Marketing to Digital Natives
Paul Berney, CMO of Mobile Marketing Association, argues that Digital Natives are not as young as we might think. He also considers a future where consumers will expect to do anything and everything from one device.Before his recent trials and tribulations, Rupert Murdoch was one of those business leaders whose public statements were often seized on as critical insights into media today and in the future. Some time ago he neatly divided the world into digital natives and digital immigrants and that classification is used by many in the mobile industry to explain not just the need to act, but also the way to differentiate consumers. Digital natives it is argued have never known a world without the internet, email and mobile phones; of instant connection and engagement and it colours everything they do.

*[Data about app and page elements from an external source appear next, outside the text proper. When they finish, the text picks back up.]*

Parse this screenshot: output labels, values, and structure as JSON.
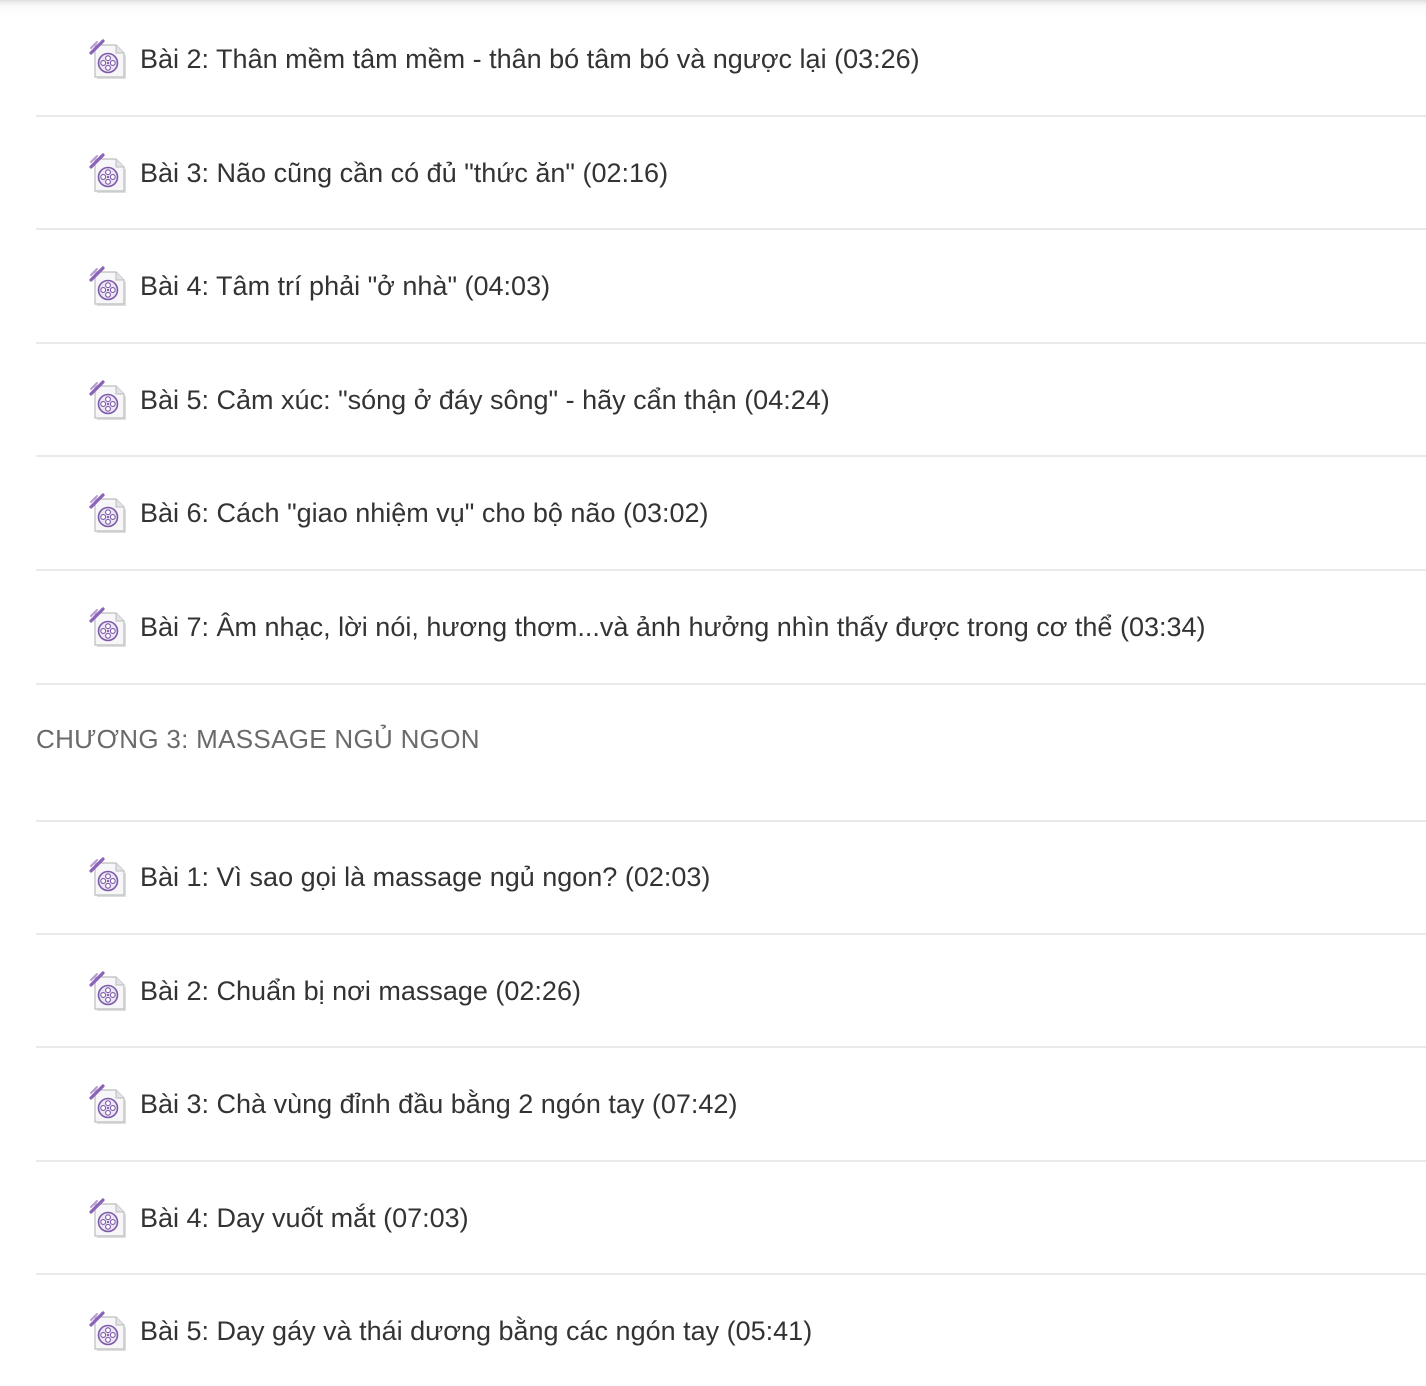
{
  "lessons_before": [
    {
      "title": "Bài 2: Thân mềm tâm mềm - thân bó tâm bó và ngược lại (03:26)",
      "icon": "video-file-icon"
    },
    {
      "title": "Bài 3: Não cũng cần có đủ \"thức ăn\" (02:16)",
      "icon": "video-file-icon"
    },
    {
      "title": "Bài 4: Tâm trí phải \"ở nhà\" (04:03)",
      "icon": "video-file-icon"
    },
    {
      "title": "Bài 5: Cảm xúc: \"sóng ở đáy sông\" - hãy cẩn thận (04:24)",
      "icon": "video-file-icon"
    },
    {
      "title": "Bài 6: Cách \"giao nhiệm vụ\" cho bộ não (03:02)",
      "icon": "video-file-icon"
    },
    {
      "title": "Bài 7: Âm nhạc, lời nói, hương thơm...và ảnh hưởng nhìn thấy được trong cơ thể (03:34)",
      "icon": "video-file-icon"
    }
  ],
  "chapter": {
    "title": "CHƯƠNG 3: MASSAGE NGỦ NGON"
  },
  "lessons_after": [
    {
      "title": "Bài 1: Vì sao gọi là massage ngủ ngon? (02:03)",
      "icon": "video-file-icon"
    },
    {
      "title": "Bài 2: Chuẩn bị nơi massage (02:26)",
      "icon": "video-file-icon"
    },
    {
      "title": "Bài 3: Chà vùng đỉnh đầu bằng 2 ngón tay (07:42)",
      "icon": "video-file-icon"
    },
    {
      "title": "Bài 4: Day vuốt mắt (07:03)",
      "icon": "video-file-icon"
    },
    {
      "title": "Bài 5: Day gáy và thái dương bằng các ngón tay (05:41)",
      "icon": "video-file-icon"
    }
  ],
  "colors": {
    "text": "#333333",
    "chapter_text": "#6a6a6a",
    "divider": "#eaeaea",
    "icon_accent": "#8a62b8"
  }
}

A frequent mistake though is to consider digital natives to be teenagers. In my experience it is everyone under 40 years old and there is plenty of research to back that up rather than rely on my anecdotal evidence. Last year Orange published a study (Exposure 2) showing the average mobile media user to be 38 years old. Google, Comscore and others will share more in-depth research around this at our Forum In London in October by the way.

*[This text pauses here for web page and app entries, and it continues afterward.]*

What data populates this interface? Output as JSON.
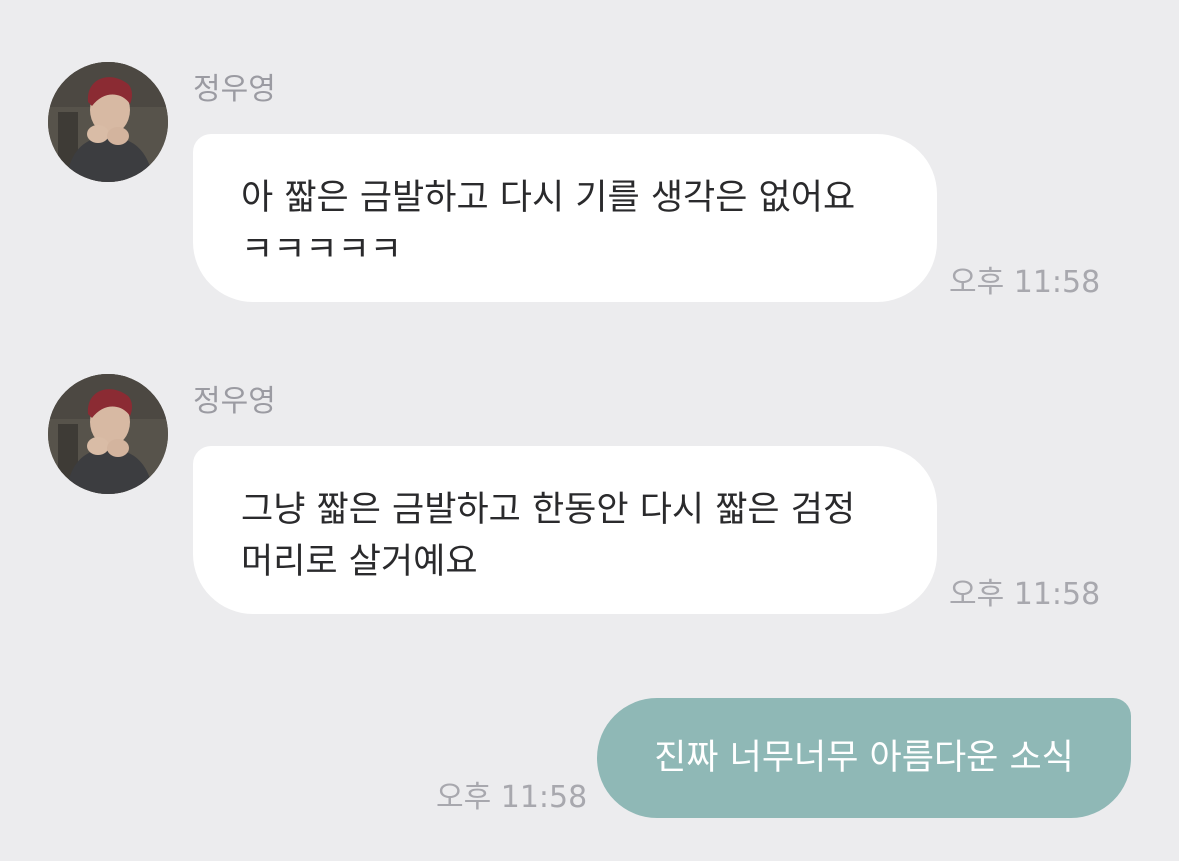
{
  "messages": [
    {
      "sender": "정우영",
      "text": "아 짧은 금발하고 다시 기를 생각은 없어요 ㅋㅋㅋㅋㅋ",
      "time": "오후 11:58"
    },
    {
      "sender": "정우영",
      "text": "그냥 짧은 금발하고 한동안 다시 짧은 검정 머리로 살거예요",
      "time": "오후 11:58"
    },
    {
      "text": "진짜 너무너무 아름다운 소식",
      "time": "오후 11:58"
    }
  ],
  "colors": {
    "background": "#ececee",
    "incoming_bubble": "#ffffff",
    "outgoing_bubble": "#8fb8b6",
    "meta_text": "#a8a8ae"
  }
}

The critical point with digital natives is expectation. Having grown up in a world of instant gratification and instant communication and engagement, they have increased expectations that they will be able to interact with every brand or organisation instantly. Failure to give them this will be a source of frustration and ultimately a reason not to chose a brand. In this case mobile is both the cause and enabler of an irrevocable change in consumer behaviour; this expectation will only be ratcheted up further and further by every single interaction a consumer has via the mobile channel.

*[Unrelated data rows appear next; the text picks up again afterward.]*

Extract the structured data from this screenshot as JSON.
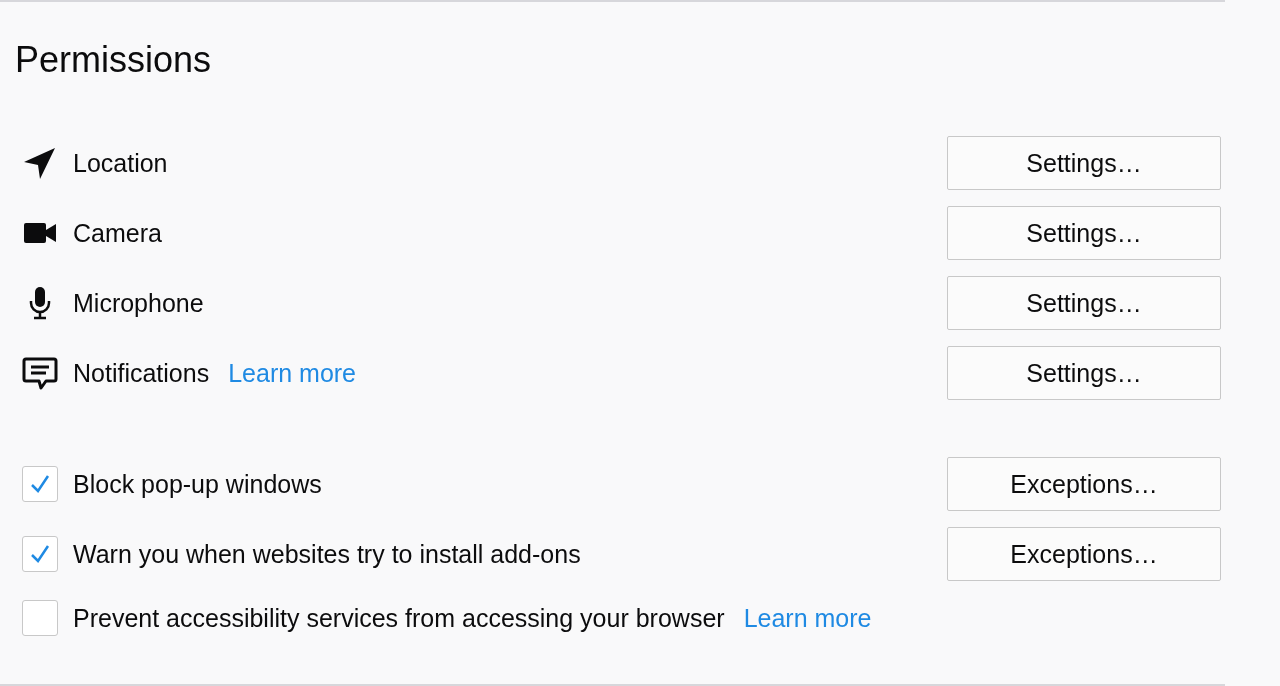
{
  "title": "Permissions",
  "permissions": [
    {
      "kind": "location",
      "label": "Location",
      "button": "Settings…"
    },
    {
      "kind": "camera",
      "label": "Camera",
      "button": "Settings…"
    },
    {
      "kind": "microphone",
      "label": "Microphone",
      "button": "Settings…"
    },
    {
      "kind": "notifications",
      "label": "Notifications",
      "link": "Learn more",
      "button": "Settings…"
    }
  ],
  "options": [
    {
      "label": "Block pop-up windows",
      "checked": true,
      "button": "Exceptions…"
    },
    {
      "label": "Warn you when websites try to install add-ons",
      "checked": true,
      "button": "Exceptions…"
    },
    {
      "label": "Prevent accessibility services from accessing your browser",
      "checked": false,
      "link": "Learn more"
    }
  ]
}
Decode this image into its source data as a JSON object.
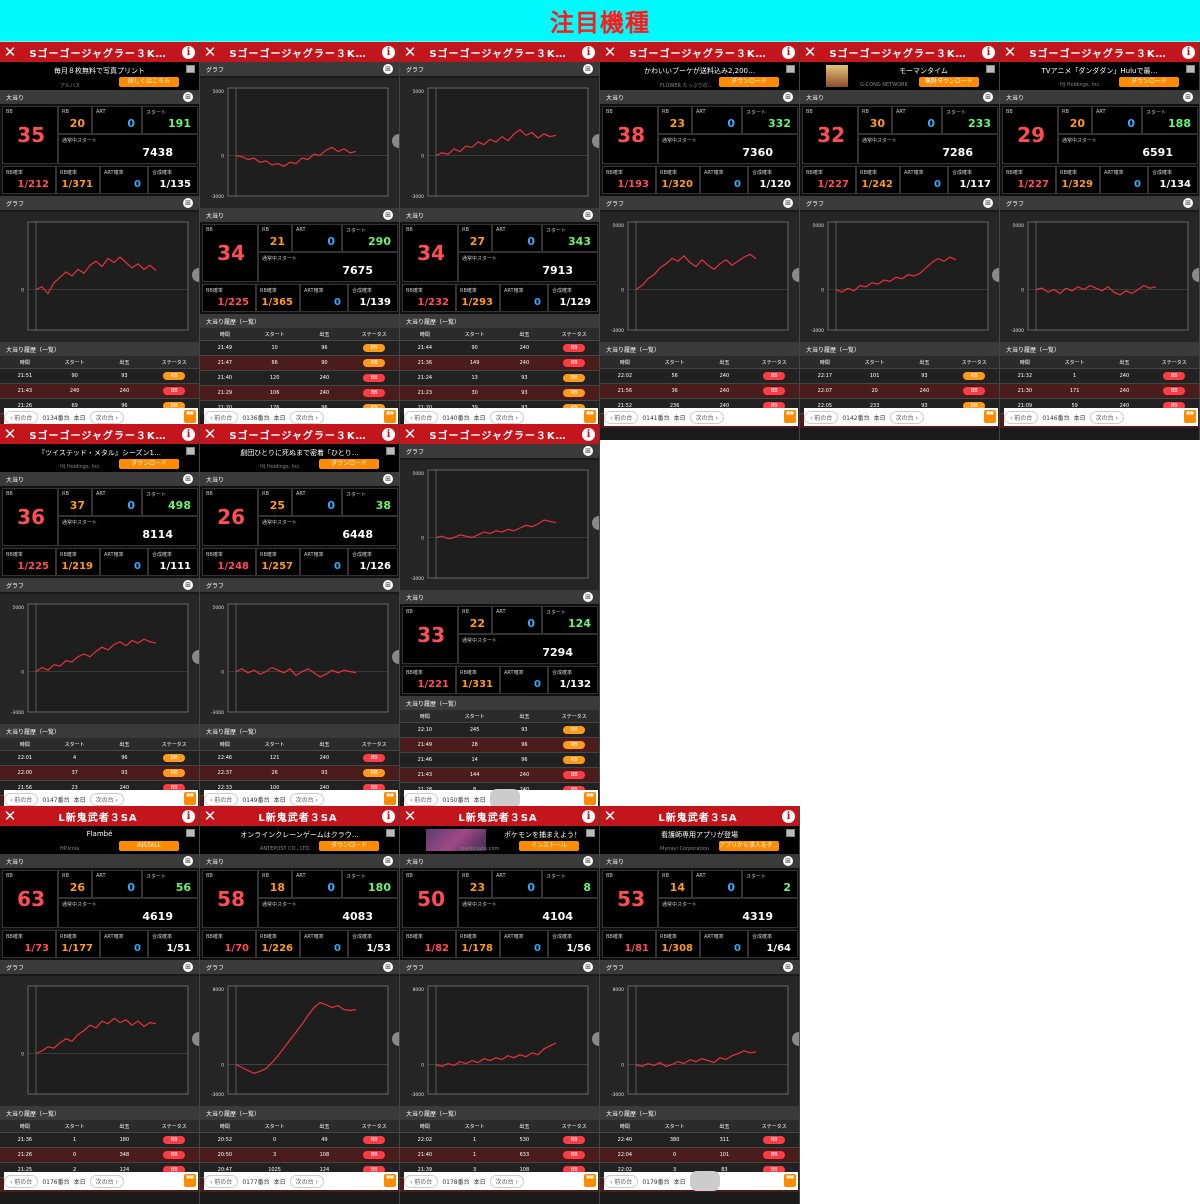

I had a vision of the mobile consumers of the future when I saw a fantastic advert from Telstra in Australia in which a class of school children are asked to identify a mobile phone; one of them comes up with a long list of functions before mentioning the handset can be used a a telephone. It’s a funny advert but nonetheless shows a vision of the future where consumers expect to do anything and everything from one device. Figuring out what that means for your brand would be a good starting point for creating a strategy for mobile and its a much better starting point than thinking “we need an app”.